§ **WHAT IS REQUIRED**
All entries shown below must be given again word for word.

◆ ◆ ◆

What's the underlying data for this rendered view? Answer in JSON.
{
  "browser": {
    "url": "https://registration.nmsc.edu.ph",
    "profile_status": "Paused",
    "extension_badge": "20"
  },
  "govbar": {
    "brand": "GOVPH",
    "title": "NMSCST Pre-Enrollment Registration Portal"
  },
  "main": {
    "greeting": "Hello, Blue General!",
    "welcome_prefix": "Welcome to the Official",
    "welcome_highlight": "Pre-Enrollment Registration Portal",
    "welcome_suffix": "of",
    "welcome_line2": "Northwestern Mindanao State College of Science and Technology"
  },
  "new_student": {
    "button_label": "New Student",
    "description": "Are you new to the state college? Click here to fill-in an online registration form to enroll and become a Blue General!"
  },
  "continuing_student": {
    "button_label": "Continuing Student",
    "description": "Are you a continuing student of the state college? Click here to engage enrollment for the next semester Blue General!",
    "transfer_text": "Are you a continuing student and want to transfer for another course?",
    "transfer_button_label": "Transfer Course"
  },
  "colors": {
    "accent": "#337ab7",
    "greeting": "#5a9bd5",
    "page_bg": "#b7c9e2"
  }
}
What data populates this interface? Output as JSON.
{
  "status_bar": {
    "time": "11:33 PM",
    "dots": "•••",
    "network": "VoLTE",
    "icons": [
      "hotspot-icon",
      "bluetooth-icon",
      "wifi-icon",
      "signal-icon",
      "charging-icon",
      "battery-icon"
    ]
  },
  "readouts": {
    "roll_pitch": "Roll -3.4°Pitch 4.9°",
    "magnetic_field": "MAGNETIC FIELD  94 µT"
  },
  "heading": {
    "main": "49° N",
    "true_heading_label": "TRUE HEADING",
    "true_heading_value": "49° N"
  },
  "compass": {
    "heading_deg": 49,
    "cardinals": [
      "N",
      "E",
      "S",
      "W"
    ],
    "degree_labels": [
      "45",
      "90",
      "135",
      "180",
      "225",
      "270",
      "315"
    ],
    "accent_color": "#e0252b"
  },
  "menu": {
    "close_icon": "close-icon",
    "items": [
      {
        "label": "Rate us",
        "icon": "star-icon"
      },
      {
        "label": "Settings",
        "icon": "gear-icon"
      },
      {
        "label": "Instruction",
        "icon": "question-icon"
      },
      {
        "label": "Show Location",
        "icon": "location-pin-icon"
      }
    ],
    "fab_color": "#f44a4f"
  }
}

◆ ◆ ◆

§ **EXPECTED ANSWER**
What's the underlying data for this rendered view? Answer in JSON.
{
  "browser": {
    "url": "https://registration.nmsc.edu.ph",
    "profile_status": "Paused",
    "extension_badge": "20"
  },
  "govbar": {
    "brand": "GOVPH",
    "title": "NMSCST Pre-Enrollment Registration Portal"
  },
  "main": {
    "greeting": "Hello, Blue General!",
    "welcome_prefix": "Welcome to the Official",
    "welcome_highlight": "Pre-Enrollment Registration Portal",
    "welcome_suffix": "of",
    "welcome_line2": "Northwestern Mindanao State College of Science and Technology"
  },
  "new_student": {
    "button_label": "New Student",
    "description": "Are you new to the state college? Click here to fill-in an online registration form to enroll and become a Blue General!"
  },
  "continuing_student": {
    "button_label": "Continuing Student",
    "description": "Are you a continuing student of the state college? Click here to engage enrollment for the next semester Blue General!",
    "transfer_text": "Are you a continuing student and want to transfer for another course?",
    "transfer_button_label": "Transfer Course"
  },
  "colors": {
    "accent": "#337ab7",
    "greeting": "#5a9bd5",
    "page_bg": "#b7c9e2"
  }
}
What data populates this interface? Output as JSON.
{
  "status_bar": {
    "time": "11:33 PM",
    "dots": "•••",
    "network": "VoLTE",
    "icons": [
      "hotspot-icon",
      "bluetooth-icon",
      "wifi-icon",
      "signal-icon",
      "charging-icon",
      "battery-icon"
    ]
  },
  "readouts": {
    "roll_pitch": "Roll -3.4°Pitch 4.9°",
    "magnetic_field": "MAGNETIC FIELD  94 µT"
  },
  "heading": {
    "main": "49° N",
    "true_heading_label": "TRUE HEADING",
    "true_heading_value": "49° N"
  },
  "compass": {
    "heading_deg": 49,
    "cardinals": [
      "N",
      "E",
      "S",
      "W"
    ],
    "degree_labels": [
      "45",
      "90",
      "135",
      "180",
      "225",
      "270",
      "315"
    ],
    "accent_color": "#e0252b"
  },
  "menu": {
    "close_icon": "close-icon",
    "items": [
      {
        "label": "Rate us",
        "icon": "star-icon"
      },
      {
        "label": "Settings",
        "icon": "gear-icon"
      },
      {
        "label": "Instruction",
        "icon": "question-icon"
      },
      {
        "label": "Show Location",
        "icon": "location-pin-icon"
      }
    ],
    "fab_color": "#f44a4f"
  }
}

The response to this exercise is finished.